Hit and Run

Released 12 October 2012
Director Dax Shephard

Kristen Bell, Dax Shephard, Bradley Cooper, Tom Arnold, Michael Rosenbaum
Writer(s) Dax Shephard

Andrew Panay, Nate Tuck, Kim Waltrip
Origin United States
Running Time 100 minutes
Genre Action, comedy, romance
Rating TBC

Hit and miss (and miss again).

A shameless vanity project, Hit and Run is written, co-directed and co-produced by Dax Shephard, who also plays the lead and dishes out roles to fiancée Kristen Bell and mates Bradley Cooper and Tom Arnold. A fast car enthusiast, Shephard has obviously seen one too many crime caper road movies, and tries desperately to emulate them. Making plenty of references to True Romance and Badlands, Hit and Run ends up more of a straight-to-DVD version.

Shephard plays Charlie Bronson, a man with a shady past in the witness protection programme living a carefree small town life with his girlfriend Annie (Bell). But when Annie is offered her dream job in Los Angeles (the place where his troubles occurred) Charlie decides to go AWOL and gives his beau a lift across the country, much against the wishes of the bumbling US Marshal in charge of his safety (Arnold), who follows the pair. They encounter further trouble when Annie’s moronic ex and a few former pals of Charlie’s (led by Cooper) also pick up their scent.

With Shephard’s past credits including a few middling-to-terrible comedies and the unwatchable Ashton Kutcher fronted MTV show Punk’d, how he thought he could get away with playing a badass called Charlie Bronson is unfathomable. And the True Romance references are positively grating; every now and then a xylophone creeps into the score and Cooper’s character seems a clone of Gary Oldman’s pimp.

While the on-screen chemistry between real-life couple Shephard and Bell is good, some of their private jokes and mannerisms are mind-numbingly annoying; they call each other pet names like ‘Fat Ass’ and argue over whether or not it’s ever acceptable to use the word ‘fag’. Cooper gets most of the best lines and proves that he can give a decent performance when restricted to a support role, while a running joke involving Tom Arnold’s marshal and a gay hook-up app providing the biggest laughs.
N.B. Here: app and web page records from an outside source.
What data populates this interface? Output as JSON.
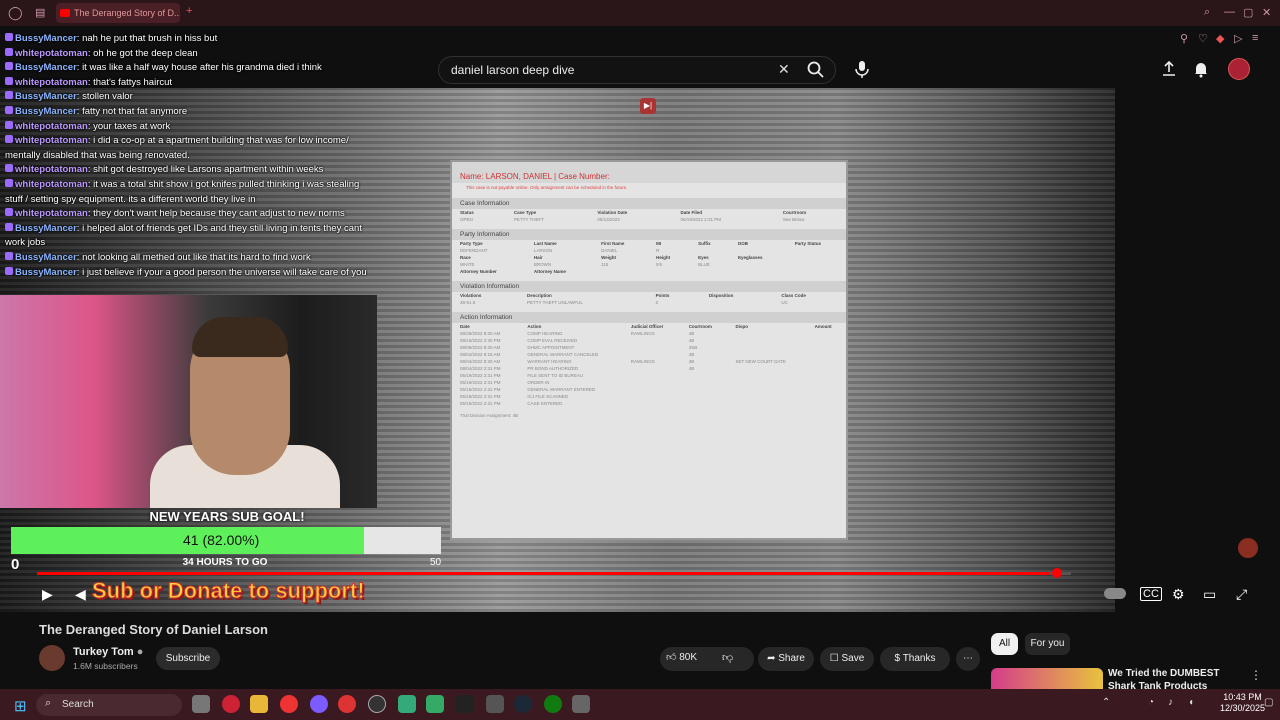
{
  "browser": {
    "tab_title": "The Deranged Story of D..."
  },
  "search": {
    "query": "daniel larson deep dive"
  },
  "chat": [
    {
      "user": "BussyMancer",
      "text": "nah he put that brush in hiss but"
    },
    {
      "user": "whitepotatoman",
      "text": "oh he got the deep clean"
    },
    {
      "user": "BussyMancer",
      "text": "it was like a half way house after his grandma died i think"
    },
    {
      "user": "whitepotatoman",
      "text": "that's fattys haircut"
    },
    {
      "user": "BussyMancer",
      "text": "stollen valor"
    },
    {
      "user": "BussyMancer",
      "text": "fatty not that fat anymore"
    },
    {
      "user": "whitepotatoman",
      "text": "your taxes at work"
    },
    {
      "user": "whitepotatoman",
      "text": "i did a co-op at a apartment building that was for low income/ mentally disabled that was being renovated."
    },
    {
      "user": "whitepotatoman",
      "text": "shit got destroyed like Larsons apartment within weeks"
    },
    {
      "user": "whitepotatoman",
      "text": "it was a total shit show i got knifes pulled thinking i was stealing stuff / setting spy equipment. its a different world they live in"
    },
    {
      "user": "whitepotatoman",
      "text": "they don't want help because they cant adjust to new norms"
    },
    {
      "user": "BussyMancer",
      "text": "i helped alot of friends get IDs and they still living in tents they cant work jobs"
    },
    {
      "user": "BussyMancer",
      "text": "not looking all methed out like that its hard to find work"
    },
    {
      "user": "BussyMancer",
      "text": "i just believe if your a good person the universe will take care of you"
    }
  ],
  "document": {
    "header": "Name: LARSON, DANIEL   |   Case Number:",
    "warning": "This case is not payable online. Only arraignment can be scheduled in the future.",
    "case_info": {
      "title": "Case Information",
      "headers": [
        "Status",
        "Case Type",
        "Violation Date",
        "Date Filed",
        "Courtroom"
      ],
      "row": [
        "OPEN",
        "PETTY THEFT",
        "05/13/2022",
        "05/19/2022 2:31 PM",
        "See Below"
      ]
    },
    "party_info": {
      "title": "Party Information",
      "headers": [
        "Party Type",
        "Last Name",
        "First Name",
        "MI",
        "Suffix",
        "DOB",
        "Party Status"
      ],
      "row": [
        "DEFENDANT",
        "LARSON",
        "DANIEL",
        "R",
        "",
        "",
        ""
      ],
      "headers2": [
        "Race",
        "Hair",
        "Weight",
        "Height",
        "Eyes",
        "Eyeglasses"
      ],
      "row2": [
        "WHITE",
        "BROWN",
        "115",
        "5'6",
        "BLUE",
        ""
      ],
      "attorney": [
        "Attorney Number",
        "Attorney Name"
      ]
    },
    "violation_info": {
      "title": "Violation Information",
      "headers": [
        "Violations",
        "Description",
        "Points",
        "Disposition",
        "Class Code"
      ],
      "row": [
        "38-51.6",
        "PETTY THEFT UNLAWFUL",
        "0",
        "",
        "UC"
      ]
    },
    "action_info": {
      "title": "Action Information",
      "headers": [
        "Date",
        "Action",
        "Judicial Officer",
        "Courtroom",
        "Dispo",
        "Amount"
      ],
      "rows": [
        [
          "08/29/2022 8:30 AM",
          "COMP HEARING",
          "RAWLINGS",
          "4B",
          "",
          ""
        ],
        [
          "08/19/2022 2:30 PM",
          "COMP EVAL RECEIVED",
          "",
          "4B",
          "",
          ""
        ],
        [
          "08/09/2022 8:30 AM",
          "DHMC APPOINTMENT",
          "",
          "3SB",
          "",
          ""
        ],
        [
          "08/04/2022 9:15 AM",
          "GENERAL WARRANT CANCELED",
          "",
          "4B",
          "",
          ""
        ],
        [
          "08/04/2022 8:30 AM",
          "WARRANT HEARING",
          "RAWLINGS",
          "4B",
          "SET NEW COURT DATE",
          ""
        ],
        [
          "08/04/2022 2:31 PM",
          "PR BOND AUTHORIZED",
          "",
          "4B",
          "",
          ""
        ],
        [
          "05/19/2022 2:31 PM",
          "FILE SENT TO ID BUREAU",
          "",
          "",
          "",
          ""
        ],
        [
          "05/19/2022 2:31 PM",
          "ORDER IN",
          "",
          "",
          "",
          ""
        ],
        [
          "05/19/2022 2:31 PM",
          "GENERAL WARRANT ENTERED",
          "",
          "",
          "",
          ""
        ],
        [
          "05/19/2022 2:31 PM",
          "ICJ FILE SCANNED",
          "",
          "",
          "",
          ""
        ],
        [
          "05/19/2022 2:31 PM",
          "CASE ENTERED",
          "",
          "",
          "",
          ""
        ]
      ]
    },
    "footer": "Trial Division Assignment: 4B"
  },
  "subgoal": {
    "title": "NEW YEARS SUB GOAL!",
    "label": "41 (82.00%)",
    "fraction": 0.82,
    "min": "0",
    "max": "50",
    "time_left": "34 HOURS TO GO"
  },
  "overlay": {
    "donate": "Sub or Donate to support!"
  },
  "player": {
    "progress": 0.98
  },
  "video": {
    "title": "The Deranged Story of Daniel Larson"
  },
  "channel": {
    "name": "Turkey Tom",
    "subscribers": "1.6M subscribers",
    "subscribe_label": "Subscribe"
  },
  "actions": {
    "likes": "80K",
    "share": "Share",
    "save": "Save",
    "thanks": "Thanks"
  },
  "sidebar": {
    "chips": [
      "All",
      "For you"
    ],
    "next_title": "We Tried the DUMBEST Shark Tank Products"
  },
  "taskbar": {
    "search_placeholder": "Search",
    "time": "10:43 PM",
    "date": "12/30/2025"
  },
  "colors": {
    "accent": "#ff0000",
    "goal_fill": "#5ef05a",
    "donate": "#ffd23a"
  }
}
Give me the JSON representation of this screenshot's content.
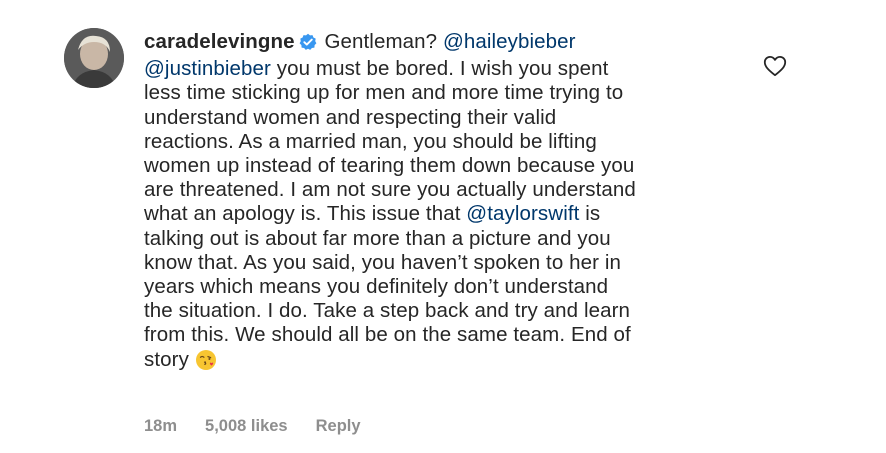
{
  "comment": {
    "username": "caradelevingne",
    "verified_icon": "verified-badge-icon",
    "mentions": [
      "@haileybieber",
      "@justinbieber",
      "@taylorswift"
    ],
    "lines": {
      "l1_text": " Gentleman? ",
      "l1_mention": "@haileybieber",
      "l2_mention": "@justinbieber",
      "l2_text": " you must be bored. I wish you spent",
      "l3": "less time sticking up for men and more time trying to",
      "l4": "understand women and respecting their valid",
      "l5": "reactions. As a married man, you should be lifting",
      "l6": "women up instead of tearing them down because you",
      "l7": "are threatened. I am not sure you actually understand",
      "l8": "what an apology is. This issue that ",
      "l8_mention": "@taylorswift",
      "l8_after": " is",
      "l9": "talking out is about far more than a picture and you",
      "l10": "know that. As you said, you haven’t spoken to her in",
      "l11": "years which means you definitely don’t understand",
      "l12": "the situation. I do. Take a step back and try and learn",
      "l13": "from this. We should all be on the same team. End of",
      "l14": "story"
    },
    "emoji": "face-blowing-kiss-emoji",
    "time": "18m",
    "likes": "5,008 likes",
    "reply_label": "Reply",
    "like_icon": "heart-outline-icon"
  },
  "colors": {
    "text": "#262626",
    "mention": "#00376b",
    "meta": "#8e8e8e",
    "verified": "#3897f0"
  }
}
But when Tom Arnold is one of the best things about a movie, you know something has gone horribly wrong.

Billed as an action comedy, Hit and Run never really delivers on either end; the laughs are few and far between and the car chases are somewhat sloppy. That being said, it is slightly watchable, if only for a memorable cameo from Jason Bateman in the final scene.

- Cathal Prendergast